Read Original Story

Generic Drug Could Save Many Trauma Patients

Rating

4 Star

Generic Drug Could Save Many Trauma Patients

Our Review Summary

While it earns credit for presenting the benefits in absolute terms and for including the number-needed-treat to save a life, this was the only story of the three that failed to include an independent perspective on the results. A good effort considering the space limitations, but a few more caveats would have been appreciated.    

 

Why This Matters

Even in a brief such as this, there needs to space for an independent take on the issue.

Criteria

Does the story adequately discuss the costs of the intervention?

Satisfactory

TXA costs $10 per treatment, according to the story. Although this cost is characterized as low, the story could have noted that the price may be prohibitively expensive in many poor countries. 

Does the story adequately quantify the benefits of the treatment/test/product/procedure?

Satisfactory

The story focuses on mortality difference between the TXA and placebo groups and presents the results in absolute terms. It helpfully notes that TXA would need to be adminstered to 66 patients to prevent one death.

Although it passes along the claim that TXA might save "tens of thousands of people" without questioning it, the story doesn’t hype the assertion quite as vigorously as the competing coverage.  

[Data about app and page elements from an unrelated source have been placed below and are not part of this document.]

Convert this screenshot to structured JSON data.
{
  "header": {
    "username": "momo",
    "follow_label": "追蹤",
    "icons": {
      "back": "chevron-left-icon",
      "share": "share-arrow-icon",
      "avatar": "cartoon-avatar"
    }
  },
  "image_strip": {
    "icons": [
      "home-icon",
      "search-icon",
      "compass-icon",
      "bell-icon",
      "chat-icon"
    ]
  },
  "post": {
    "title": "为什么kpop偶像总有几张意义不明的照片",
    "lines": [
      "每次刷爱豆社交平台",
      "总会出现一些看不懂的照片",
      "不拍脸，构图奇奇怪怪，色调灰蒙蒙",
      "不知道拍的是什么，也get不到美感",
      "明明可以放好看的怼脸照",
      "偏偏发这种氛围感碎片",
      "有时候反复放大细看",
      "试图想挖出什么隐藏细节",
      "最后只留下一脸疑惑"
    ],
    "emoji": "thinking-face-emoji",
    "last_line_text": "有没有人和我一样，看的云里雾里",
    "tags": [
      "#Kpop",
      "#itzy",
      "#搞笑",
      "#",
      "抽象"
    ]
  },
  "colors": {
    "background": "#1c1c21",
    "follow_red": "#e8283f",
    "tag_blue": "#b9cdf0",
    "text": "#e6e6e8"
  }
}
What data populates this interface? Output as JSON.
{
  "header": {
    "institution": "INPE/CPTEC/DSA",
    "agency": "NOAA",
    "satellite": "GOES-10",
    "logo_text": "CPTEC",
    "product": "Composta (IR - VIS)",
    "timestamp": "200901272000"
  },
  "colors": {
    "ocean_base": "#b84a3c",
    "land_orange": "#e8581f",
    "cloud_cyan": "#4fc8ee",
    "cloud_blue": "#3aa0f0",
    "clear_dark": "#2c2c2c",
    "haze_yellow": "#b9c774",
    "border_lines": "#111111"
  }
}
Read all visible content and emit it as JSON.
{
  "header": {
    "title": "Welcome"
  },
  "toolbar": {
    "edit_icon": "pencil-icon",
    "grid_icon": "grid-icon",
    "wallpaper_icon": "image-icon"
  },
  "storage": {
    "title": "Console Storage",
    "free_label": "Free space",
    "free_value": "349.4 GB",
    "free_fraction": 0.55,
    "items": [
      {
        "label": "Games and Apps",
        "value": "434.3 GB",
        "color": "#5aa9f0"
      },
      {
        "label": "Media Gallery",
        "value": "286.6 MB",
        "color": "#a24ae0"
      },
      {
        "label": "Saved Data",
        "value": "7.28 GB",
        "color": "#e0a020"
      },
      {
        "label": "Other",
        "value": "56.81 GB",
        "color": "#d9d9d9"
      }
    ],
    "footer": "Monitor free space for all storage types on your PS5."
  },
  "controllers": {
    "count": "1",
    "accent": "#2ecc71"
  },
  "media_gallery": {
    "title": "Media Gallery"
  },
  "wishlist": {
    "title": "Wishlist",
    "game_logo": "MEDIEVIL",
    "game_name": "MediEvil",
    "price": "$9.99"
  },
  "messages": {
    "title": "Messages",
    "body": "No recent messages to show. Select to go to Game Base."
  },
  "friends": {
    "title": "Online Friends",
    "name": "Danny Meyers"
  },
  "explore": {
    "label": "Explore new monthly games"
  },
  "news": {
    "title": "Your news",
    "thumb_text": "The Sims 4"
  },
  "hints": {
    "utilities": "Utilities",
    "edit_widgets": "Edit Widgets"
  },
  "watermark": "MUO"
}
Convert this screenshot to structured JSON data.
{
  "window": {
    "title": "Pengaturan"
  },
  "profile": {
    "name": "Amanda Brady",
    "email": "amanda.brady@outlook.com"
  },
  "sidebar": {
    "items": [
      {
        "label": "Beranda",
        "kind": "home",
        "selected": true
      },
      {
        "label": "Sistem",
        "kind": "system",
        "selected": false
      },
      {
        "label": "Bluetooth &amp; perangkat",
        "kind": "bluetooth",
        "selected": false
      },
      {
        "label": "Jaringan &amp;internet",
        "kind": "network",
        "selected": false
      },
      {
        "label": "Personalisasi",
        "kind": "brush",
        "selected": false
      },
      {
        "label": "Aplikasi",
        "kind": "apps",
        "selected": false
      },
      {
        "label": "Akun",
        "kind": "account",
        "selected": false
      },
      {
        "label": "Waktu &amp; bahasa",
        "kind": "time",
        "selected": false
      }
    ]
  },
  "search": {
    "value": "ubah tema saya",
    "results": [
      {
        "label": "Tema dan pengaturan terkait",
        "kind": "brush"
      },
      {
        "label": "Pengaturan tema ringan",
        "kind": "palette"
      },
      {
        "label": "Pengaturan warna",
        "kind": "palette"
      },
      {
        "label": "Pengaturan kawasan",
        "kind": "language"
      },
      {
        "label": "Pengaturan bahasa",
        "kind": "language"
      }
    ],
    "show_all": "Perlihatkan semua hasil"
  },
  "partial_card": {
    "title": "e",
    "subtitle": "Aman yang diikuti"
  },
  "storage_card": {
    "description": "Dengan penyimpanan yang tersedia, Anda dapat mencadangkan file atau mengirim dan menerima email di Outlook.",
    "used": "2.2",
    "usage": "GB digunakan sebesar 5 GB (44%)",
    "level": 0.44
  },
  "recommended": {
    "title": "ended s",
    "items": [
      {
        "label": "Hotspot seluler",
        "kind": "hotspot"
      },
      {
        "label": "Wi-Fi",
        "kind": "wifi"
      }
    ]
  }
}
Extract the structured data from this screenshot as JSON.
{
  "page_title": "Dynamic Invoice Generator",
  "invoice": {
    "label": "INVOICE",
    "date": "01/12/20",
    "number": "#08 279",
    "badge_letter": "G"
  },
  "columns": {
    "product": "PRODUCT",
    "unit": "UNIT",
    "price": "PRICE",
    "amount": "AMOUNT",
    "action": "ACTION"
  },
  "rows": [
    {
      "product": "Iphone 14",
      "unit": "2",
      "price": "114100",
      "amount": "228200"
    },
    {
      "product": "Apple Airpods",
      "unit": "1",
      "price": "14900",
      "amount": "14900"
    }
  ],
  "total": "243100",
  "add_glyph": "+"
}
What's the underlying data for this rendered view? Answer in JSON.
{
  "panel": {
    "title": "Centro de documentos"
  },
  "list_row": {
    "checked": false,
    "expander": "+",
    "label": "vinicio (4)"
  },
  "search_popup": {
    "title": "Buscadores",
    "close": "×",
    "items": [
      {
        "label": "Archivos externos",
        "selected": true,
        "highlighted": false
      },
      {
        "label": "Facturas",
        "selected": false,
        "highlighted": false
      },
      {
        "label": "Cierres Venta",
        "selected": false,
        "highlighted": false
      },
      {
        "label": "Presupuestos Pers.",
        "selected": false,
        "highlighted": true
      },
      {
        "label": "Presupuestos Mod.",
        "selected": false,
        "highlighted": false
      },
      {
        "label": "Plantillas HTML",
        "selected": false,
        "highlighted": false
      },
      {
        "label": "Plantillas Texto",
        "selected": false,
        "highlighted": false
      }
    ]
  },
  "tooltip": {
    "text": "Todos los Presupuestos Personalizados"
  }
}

Does the story adequately explain/quantify the harms of the intervention?

Satisfactory

The story mentioned there was no increase in deaths due to blood clots in the TXA group. We understand it’s a blog brief – so this is sufficient.

Does the story seem to grasp the quality of the evidence?

Satisfactory

The story provides the bare essentials noting the outcomes in absolute numbers and in number needed to treat.  Unfortunately, several important facts were not reported including the number of sites involved, the number of countries and other essential attributes of the study. Nonetheless, we’ll give it the benefit of the doubt.

Does the story commit disease-mongering?

Satisfactory

No disease-mongering in this story.

Does the story use independent sources and identify conflicts of interest?

Not Satisfactory

It’s difficult to find room for an independent perspective in a 245-word brief, and this story didn’t find the room.

Does the story compare the new approach with existing alternatives?

Not Satisfactory

Numerous other pro-coagulatory agents are used to help control bleeding in trauma patients. The story didn’t mention any of them.  

Does the story establish the availability of the treatment/test/product/procedure?

Satisfactory

The story states that TXA is a 25-year-old medicine that is approved in the U.S. to prevent bleeding in hemophiliacs who have teeth pulled.

Does the story establish the true novelty of the approach?

Satisfactory

The story mentions that TXA is already used to control bleeding during surgery and doesn’t portray the treatment as new.

Does the story appear to rely solely or largely on a news release?

Not Applicable

While there’s no evidence that this story lifted anything directly from a news release, we can’t be sure to what extent this story may have relied on one. We’ll call it not applicable.

Total Score: 7 of 9 Satisfactory

Comments

Please note, comments are no longer published through this website. All previously made comments are still archived and available for viewing through select posts.